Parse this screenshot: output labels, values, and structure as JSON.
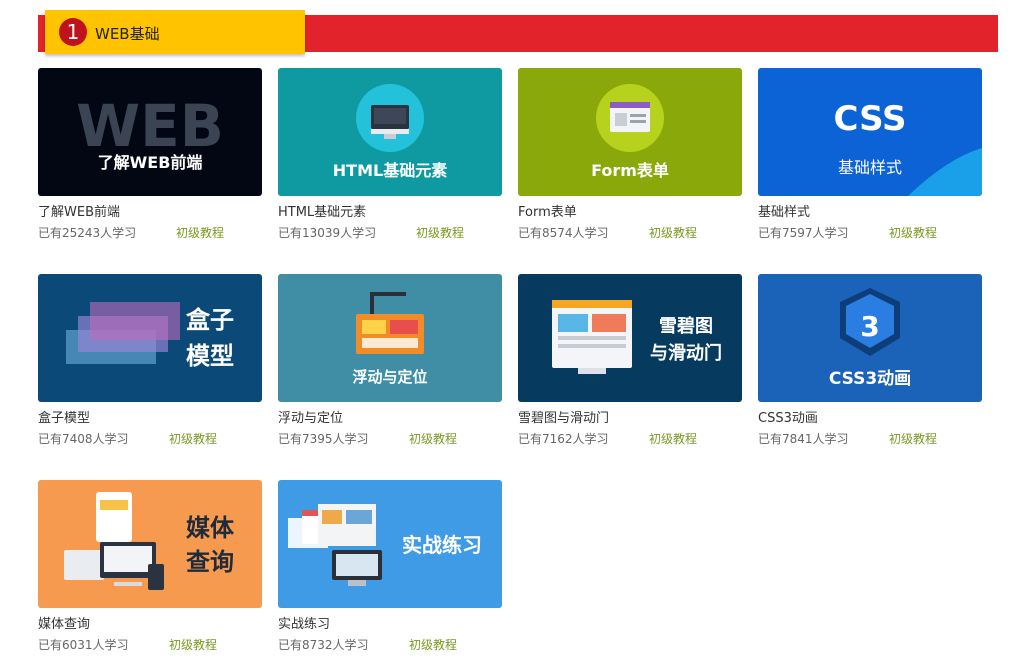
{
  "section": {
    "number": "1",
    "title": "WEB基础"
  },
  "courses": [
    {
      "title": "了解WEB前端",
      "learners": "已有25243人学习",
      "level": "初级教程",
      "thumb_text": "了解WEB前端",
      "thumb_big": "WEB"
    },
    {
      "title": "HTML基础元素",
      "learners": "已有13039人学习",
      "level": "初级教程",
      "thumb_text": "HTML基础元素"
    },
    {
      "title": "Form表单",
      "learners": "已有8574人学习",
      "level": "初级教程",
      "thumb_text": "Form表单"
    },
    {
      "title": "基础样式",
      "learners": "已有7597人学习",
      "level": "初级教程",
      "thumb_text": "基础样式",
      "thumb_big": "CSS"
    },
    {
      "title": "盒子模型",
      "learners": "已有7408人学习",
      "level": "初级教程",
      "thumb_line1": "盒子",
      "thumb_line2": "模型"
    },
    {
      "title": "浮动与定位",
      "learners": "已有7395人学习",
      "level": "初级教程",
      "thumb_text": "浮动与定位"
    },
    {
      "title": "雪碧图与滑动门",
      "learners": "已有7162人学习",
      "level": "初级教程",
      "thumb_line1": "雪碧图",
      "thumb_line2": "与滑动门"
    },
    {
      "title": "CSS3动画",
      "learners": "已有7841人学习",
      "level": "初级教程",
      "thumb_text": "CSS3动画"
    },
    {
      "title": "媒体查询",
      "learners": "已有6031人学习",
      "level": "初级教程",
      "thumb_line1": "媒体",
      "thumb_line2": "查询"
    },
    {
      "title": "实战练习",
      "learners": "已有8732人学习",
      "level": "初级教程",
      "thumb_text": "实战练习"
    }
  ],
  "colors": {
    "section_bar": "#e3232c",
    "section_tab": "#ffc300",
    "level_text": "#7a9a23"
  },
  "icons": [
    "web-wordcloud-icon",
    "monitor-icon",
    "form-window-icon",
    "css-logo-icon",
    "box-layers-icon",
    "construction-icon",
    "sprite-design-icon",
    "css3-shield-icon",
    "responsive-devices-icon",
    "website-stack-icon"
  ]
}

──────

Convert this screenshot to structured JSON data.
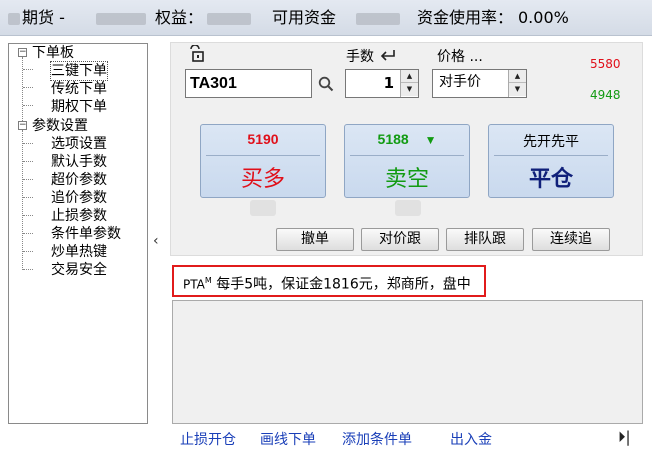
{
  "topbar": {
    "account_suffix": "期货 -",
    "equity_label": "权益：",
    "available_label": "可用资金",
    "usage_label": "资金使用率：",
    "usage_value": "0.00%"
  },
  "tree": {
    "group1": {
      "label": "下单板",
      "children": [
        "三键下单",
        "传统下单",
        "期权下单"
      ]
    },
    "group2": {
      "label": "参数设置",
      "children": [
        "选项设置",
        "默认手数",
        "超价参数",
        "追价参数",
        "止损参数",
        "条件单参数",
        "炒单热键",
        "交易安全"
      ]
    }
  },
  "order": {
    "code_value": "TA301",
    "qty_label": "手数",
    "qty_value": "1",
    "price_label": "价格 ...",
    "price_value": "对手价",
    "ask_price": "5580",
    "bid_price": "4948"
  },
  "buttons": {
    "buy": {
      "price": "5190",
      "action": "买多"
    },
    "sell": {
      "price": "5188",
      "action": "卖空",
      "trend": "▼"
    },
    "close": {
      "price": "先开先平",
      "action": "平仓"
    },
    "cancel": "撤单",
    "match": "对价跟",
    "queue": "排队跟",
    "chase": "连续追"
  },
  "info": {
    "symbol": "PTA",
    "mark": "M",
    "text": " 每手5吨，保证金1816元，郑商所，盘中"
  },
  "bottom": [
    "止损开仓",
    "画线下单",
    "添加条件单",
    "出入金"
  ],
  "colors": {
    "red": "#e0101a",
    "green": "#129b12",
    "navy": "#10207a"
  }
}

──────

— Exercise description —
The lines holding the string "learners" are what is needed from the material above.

— Reply —
      "learners": "已有25243人学习",
      "learners": "已有13039人学习",
      "learners": "已有8574人学习",
      "learners": "已有7597人学习",
      "learners": "已有7408人学习",
      "learners": "已有7395人学习",
      "learners": "已有7162人学习",
      "learners": "已有7841人学习",
      "learners": "已有6031人学习",
      "learners": "已有8732人学习",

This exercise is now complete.